Gulf Coast and Southeast.
The map above speaks loudly for itself. I am simply taking the blend of the years and running with the analog.
Let’s say there is no direct hit in the Northeast or Canada. Well, you can have some weaker storms come through that impact the area. You will score them based on a scale “prorated” to the wind between 40 mph and 70 mph. For instance, last year, Henri was a 0.8. and in 2020 the Northeast was about a 1.3.
Long Island and New England have not had a hurricane hit in 30 years after averaging one every seven years from 1938 through 1991. That is a remarkable statistic and runs counter to the idea that warmer water off the East Coast means more hurricanes. You saw with Sandy how it can happen. The storm has to be moving fast. Of course, there has to be enough of a positive over Canada and the northwestern Atlantic to hold the storm in. Even though more storms will likely spin up to the north of the Main Development Region, almost all will move out to sea. The danger of a northward displaced Isabel or 1933 is there. I was so focused on it last year from the preseason that it had me thinking Henri would pull it off. I think we still have the concern this year, enough that relative to the past two years it should be more active for the Northeast.
Like the Northeast, this is a forecast headache. A storm like Dorian could blow away the numbers I have, but I think we will see a similar look to the past couple of years.

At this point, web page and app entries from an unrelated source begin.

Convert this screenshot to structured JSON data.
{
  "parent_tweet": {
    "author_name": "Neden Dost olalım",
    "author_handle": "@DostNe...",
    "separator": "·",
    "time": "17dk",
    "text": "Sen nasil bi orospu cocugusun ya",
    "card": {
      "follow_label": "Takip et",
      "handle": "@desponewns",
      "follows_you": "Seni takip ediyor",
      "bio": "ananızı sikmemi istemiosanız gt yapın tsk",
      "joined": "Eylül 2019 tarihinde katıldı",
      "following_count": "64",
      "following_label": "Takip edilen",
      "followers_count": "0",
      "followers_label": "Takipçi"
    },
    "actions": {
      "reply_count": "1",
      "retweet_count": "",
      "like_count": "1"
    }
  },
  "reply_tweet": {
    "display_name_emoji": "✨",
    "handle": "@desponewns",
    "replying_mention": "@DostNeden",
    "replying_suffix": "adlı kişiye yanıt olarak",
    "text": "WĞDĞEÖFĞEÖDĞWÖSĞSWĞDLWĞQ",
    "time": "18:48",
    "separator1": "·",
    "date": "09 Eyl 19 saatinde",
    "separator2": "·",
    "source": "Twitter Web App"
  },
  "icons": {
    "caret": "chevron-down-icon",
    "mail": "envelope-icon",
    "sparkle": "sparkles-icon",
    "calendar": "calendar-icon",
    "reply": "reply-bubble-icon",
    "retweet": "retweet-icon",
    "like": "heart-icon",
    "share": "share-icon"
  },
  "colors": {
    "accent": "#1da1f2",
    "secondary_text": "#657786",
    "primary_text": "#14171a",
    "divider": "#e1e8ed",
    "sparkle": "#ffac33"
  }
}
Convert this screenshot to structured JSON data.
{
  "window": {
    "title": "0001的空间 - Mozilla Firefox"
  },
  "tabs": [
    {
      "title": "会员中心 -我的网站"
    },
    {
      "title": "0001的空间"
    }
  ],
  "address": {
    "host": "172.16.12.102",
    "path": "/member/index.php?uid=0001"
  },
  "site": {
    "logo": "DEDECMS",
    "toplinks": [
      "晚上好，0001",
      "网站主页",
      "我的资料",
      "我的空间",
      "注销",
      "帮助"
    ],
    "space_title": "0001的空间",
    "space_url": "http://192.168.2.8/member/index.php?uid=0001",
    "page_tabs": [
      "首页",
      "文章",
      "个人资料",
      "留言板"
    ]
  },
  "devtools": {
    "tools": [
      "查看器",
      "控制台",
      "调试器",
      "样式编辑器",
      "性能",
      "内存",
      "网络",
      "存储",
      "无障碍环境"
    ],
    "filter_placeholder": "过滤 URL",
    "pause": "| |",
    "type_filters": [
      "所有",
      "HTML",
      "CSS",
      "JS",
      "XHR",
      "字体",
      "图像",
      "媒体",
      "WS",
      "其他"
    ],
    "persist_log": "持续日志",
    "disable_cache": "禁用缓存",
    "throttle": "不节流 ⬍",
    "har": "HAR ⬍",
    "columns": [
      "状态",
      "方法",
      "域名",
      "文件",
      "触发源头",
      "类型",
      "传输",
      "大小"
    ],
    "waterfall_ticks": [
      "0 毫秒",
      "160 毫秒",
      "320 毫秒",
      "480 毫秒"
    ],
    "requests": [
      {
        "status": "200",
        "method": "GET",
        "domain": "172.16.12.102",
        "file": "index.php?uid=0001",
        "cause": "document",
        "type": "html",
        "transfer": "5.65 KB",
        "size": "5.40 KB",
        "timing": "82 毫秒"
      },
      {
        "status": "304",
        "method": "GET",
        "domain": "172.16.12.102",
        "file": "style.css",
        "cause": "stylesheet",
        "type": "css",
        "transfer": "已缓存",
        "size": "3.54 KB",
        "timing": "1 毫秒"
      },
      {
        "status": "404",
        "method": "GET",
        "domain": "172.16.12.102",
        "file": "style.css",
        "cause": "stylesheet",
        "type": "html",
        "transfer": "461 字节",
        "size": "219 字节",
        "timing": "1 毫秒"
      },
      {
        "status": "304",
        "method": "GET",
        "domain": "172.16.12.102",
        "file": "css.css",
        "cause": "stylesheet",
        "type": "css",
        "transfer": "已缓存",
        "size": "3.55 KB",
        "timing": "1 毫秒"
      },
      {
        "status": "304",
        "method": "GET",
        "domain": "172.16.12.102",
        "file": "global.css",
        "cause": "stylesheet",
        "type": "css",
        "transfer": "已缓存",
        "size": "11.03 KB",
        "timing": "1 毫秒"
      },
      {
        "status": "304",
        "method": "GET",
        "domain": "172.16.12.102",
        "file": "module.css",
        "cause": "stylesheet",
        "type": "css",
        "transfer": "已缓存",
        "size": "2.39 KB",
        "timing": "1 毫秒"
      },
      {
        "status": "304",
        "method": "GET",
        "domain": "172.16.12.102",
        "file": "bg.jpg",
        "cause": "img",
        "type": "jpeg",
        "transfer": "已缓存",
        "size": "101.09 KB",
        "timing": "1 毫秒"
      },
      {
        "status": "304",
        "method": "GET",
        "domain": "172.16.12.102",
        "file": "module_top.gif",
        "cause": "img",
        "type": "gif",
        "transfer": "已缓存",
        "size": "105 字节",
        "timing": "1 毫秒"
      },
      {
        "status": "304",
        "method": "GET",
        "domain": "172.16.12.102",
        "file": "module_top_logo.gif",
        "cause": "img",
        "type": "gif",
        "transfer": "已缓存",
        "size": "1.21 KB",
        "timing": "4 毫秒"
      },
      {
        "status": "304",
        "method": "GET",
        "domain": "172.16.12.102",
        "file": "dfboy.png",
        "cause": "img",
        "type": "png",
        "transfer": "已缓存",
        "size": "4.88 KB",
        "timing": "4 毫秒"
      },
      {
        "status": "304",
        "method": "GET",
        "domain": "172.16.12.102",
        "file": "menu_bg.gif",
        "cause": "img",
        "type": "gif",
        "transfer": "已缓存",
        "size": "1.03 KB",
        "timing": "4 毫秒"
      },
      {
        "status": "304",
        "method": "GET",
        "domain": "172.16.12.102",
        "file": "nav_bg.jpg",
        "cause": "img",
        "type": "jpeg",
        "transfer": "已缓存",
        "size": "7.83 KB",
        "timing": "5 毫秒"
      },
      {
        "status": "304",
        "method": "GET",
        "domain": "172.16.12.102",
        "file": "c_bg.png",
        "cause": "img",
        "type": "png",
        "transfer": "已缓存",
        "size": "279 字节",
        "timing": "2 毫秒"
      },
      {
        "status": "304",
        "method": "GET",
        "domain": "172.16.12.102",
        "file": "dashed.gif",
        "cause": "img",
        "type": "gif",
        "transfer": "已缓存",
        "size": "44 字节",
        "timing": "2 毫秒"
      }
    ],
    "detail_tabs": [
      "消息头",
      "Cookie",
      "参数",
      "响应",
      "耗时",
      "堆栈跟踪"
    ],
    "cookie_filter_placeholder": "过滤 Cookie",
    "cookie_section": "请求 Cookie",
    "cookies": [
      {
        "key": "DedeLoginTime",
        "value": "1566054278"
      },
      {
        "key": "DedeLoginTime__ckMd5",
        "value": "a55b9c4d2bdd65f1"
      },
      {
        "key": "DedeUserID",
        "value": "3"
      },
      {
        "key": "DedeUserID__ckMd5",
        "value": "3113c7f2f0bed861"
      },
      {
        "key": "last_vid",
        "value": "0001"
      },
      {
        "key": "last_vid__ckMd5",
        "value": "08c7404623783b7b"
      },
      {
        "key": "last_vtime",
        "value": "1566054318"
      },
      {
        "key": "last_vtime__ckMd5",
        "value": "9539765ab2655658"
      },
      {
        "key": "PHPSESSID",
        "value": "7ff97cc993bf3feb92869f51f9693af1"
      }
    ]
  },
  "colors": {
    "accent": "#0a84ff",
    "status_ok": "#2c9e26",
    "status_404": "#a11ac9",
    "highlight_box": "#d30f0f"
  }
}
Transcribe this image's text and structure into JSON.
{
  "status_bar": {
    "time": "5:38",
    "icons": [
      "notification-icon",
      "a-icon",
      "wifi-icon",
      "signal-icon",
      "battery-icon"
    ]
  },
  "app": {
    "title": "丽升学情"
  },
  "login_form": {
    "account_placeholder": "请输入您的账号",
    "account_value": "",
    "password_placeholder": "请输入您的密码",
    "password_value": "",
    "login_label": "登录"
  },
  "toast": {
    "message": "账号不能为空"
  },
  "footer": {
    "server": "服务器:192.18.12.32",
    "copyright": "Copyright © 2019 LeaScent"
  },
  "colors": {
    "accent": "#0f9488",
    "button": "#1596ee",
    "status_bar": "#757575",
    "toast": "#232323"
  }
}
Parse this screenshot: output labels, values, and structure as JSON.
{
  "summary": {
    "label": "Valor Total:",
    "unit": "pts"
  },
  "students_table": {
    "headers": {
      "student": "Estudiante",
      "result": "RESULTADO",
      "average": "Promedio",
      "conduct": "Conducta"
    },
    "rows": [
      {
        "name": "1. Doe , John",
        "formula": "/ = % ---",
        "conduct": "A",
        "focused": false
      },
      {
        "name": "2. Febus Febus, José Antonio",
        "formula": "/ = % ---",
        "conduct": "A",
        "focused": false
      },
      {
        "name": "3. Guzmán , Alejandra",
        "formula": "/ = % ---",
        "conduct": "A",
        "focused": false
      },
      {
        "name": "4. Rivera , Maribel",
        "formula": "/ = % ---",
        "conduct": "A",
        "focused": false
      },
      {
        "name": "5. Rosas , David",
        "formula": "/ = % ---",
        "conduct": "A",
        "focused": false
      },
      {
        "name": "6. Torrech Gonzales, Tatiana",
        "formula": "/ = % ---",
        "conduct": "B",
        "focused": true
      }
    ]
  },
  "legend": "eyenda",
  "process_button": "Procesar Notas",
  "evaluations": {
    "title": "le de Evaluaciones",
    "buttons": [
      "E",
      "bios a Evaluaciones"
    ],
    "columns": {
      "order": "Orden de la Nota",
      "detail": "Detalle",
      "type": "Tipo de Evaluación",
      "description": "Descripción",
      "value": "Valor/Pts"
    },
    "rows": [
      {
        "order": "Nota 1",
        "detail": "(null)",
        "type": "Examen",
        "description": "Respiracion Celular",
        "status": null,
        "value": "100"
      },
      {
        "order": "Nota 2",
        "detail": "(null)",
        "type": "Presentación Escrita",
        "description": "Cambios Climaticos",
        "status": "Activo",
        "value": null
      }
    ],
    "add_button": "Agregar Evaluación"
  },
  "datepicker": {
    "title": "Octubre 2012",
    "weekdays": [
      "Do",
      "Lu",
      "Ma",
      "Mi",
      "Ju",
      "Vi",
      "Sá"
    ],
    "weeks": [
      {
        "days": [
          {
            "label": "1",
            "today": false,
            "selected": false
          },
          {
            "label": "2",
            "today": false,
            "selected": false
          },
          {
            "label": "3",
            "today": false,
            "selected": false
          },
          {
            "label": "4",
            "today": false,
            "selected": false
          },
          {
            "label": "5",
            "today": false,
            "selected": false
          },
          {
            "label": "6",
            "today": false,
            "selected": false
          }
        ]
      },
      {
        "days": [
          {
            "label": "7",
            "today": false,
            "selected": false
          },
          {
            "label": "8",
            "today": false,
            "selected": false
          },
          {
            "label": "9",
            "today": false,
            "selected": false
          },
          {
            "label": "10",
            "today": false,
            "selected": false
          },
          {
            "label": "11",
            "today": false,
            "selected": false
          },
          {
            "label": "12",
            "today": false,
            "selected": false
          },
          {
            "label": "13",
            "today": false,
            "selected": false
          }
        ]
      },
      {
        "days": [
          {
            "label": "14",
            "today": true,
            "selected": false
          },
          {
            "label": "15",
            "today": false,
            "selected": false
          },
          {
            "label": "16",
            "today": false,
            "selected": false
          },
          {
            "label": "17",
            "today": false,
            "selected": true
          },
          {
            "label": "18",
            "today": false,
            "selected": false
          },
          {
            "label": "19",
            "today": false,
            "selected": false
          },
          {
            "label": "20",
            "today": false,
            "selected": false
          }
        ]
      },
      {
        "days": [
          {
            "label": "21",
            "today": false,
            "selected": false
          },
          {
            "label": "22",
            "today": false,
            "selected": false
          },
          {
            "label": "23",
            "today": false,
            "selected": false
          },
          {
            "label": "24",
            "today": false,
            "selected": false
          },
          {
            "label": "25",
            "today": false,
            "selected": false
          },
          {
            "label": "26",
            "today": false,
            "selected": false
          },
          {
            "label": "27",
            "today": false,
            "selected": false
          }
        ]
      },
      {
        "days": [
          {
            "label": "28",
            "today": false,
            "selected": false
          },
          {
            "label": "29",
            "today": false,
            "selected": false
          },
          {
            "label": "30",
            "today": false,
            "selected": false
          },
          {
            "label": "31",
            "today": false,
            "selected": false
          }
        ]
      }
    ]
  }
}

I expect less than average activity as Main Development Region activity will be less and storms should wait until the western part of the basin to intensify. For a time during the heart of the season, they will also likely move to the northeast of the islands.
Mexico & Central America
I am near the long-term average for these areas. Central America tends to see stronger storms at the tail end of the season, while Mexico is more susceptible early.
A word about the western Pacific
We have had two of the weakest back-to-back seasons on record in the western Pacific. This year looks to be below average, too. I can’t imagine less activity than last year, with only two typhoons hits. I don’t think it’s going to be as low as last year but it should still be below average and a counterweight to the coming hurricane hysteria in the Atlantic.
Notes and asides
The things I am putting out open up a whole new way of trying to evaluate storms so we do not get sucked into the numbers/climate change game. For instance, a nice study that someone might get a master’s degree with would be to take this idea (or a similar objective one) and go back and get the score for every season! We can say all we want about ham sandwiches named in the middle of nowhere, but the fact remains that we have much better records of landfalling US storms and a way to quantify them. I am partial to my Power & Impact scale because size matters. Ida was a beast, but she could not hold a candle to Betsy as far as size. Charley was a fist of fury, but he was a lightweight versus a heavyweight like Donna. Carla versus every other hurricane on the Texas coast, except 1900 (or perhaps Ike which was a monster size-wise) stands out. The hurricanes of 1944 and 1938 were both sizable along with their power and made them spectacular. It was the size of Sandy that made her the storm she was, not one-minute wind speed at the center.